== Segment start ==

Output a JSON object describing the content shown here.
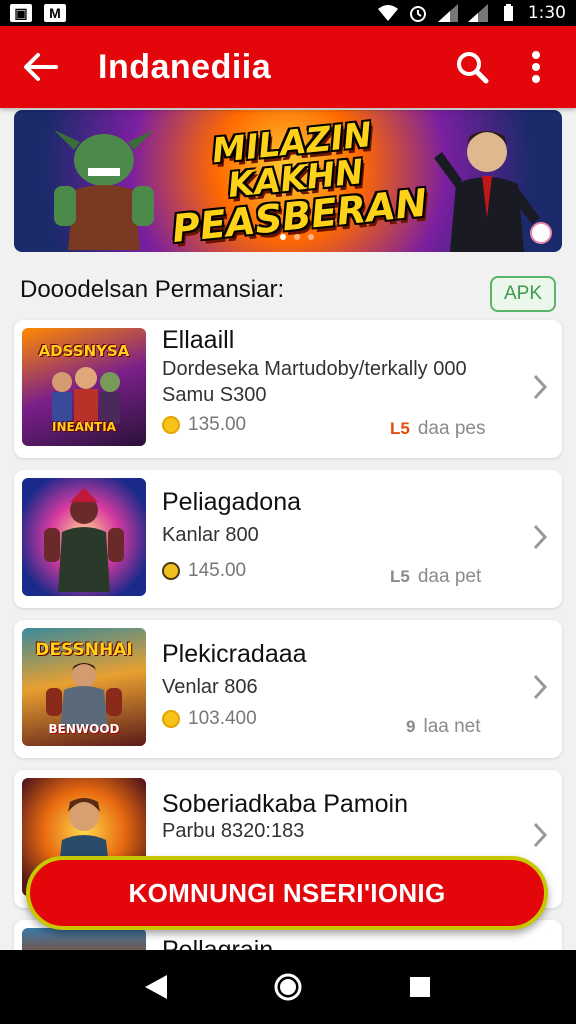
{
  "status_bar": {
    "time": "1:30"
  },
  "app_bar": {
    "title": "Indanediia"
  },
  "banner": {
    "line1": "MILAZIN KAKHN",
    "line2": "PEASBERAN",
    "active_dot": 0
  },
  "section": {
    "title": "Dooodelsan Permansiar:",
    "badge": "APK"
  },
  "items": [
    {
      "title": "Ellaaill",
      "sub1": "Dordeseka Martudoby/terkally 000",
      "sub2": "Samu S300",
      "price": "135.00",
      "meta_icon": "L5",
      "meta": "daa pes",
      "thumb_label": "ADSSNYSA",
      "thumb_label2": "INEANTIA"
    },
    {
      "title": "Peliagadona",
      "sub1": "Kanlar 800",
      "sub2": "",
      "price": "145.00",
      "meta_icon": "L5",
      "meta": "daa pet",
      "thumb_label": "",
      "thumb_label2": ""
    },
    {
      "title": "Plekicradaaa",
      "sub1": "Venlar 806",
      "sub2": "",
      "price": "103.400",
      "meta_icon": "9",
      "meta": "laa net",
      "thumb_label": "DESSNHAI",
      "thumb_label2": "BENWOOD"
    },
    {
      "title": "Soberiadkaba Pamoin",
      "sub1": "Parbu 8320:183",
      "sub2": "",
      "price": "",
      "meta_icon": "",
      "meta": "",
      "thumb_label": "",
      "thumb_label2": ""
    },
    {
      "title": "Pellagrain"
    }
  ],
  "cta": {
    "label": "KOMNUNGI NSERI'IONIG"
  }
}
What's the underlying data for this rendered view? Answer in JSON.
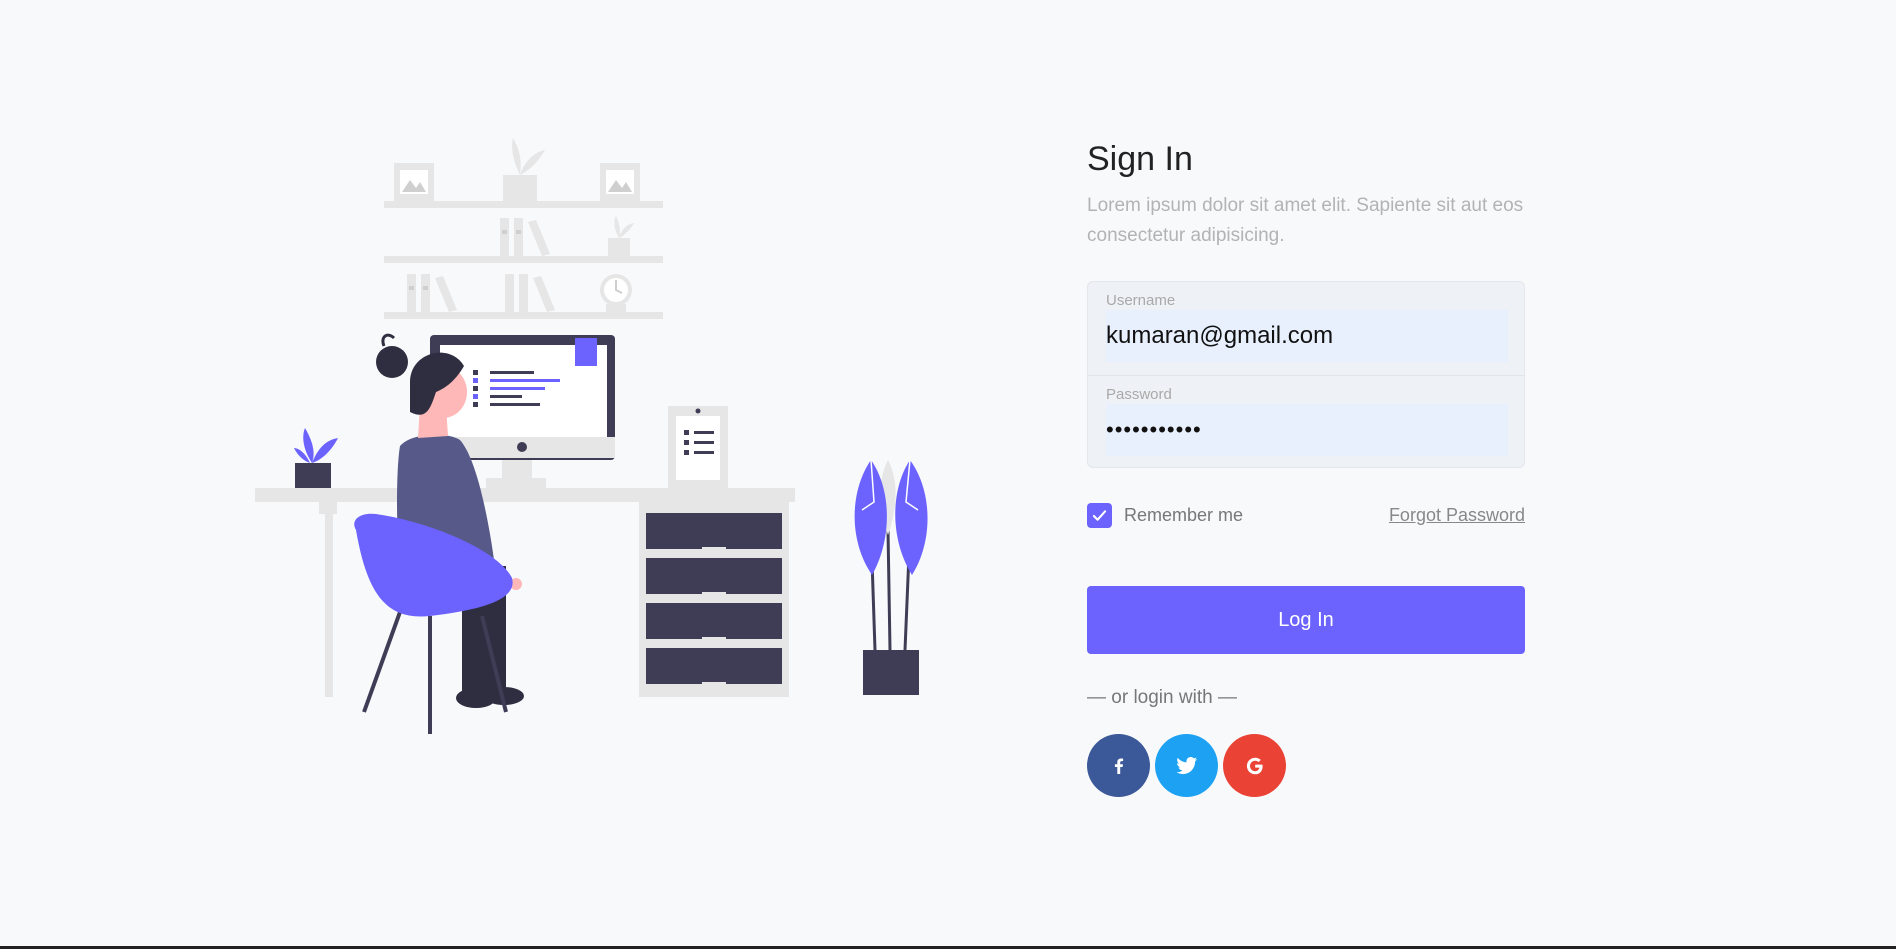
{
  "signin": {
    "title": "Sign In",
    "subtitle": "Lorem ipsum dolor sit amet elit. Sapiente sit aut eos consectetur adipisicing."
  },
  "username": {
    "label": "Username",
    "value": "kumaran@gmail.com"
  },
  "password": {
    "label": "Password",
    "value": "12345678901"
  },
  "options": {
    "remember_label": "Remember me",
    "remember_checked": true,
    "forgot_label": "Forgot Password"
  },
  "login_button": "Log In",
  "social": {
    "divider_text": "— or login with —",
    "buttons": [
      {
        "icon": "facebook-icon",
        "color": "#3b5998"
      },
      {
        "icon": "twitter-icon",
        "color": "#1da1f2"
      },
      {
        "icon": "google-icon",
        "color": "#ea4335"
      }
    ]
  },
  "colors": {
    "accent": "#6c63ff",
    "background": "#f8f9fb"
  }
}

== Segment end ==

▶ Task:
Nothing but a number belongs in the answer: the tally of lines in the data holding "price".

▶ The completed task:
4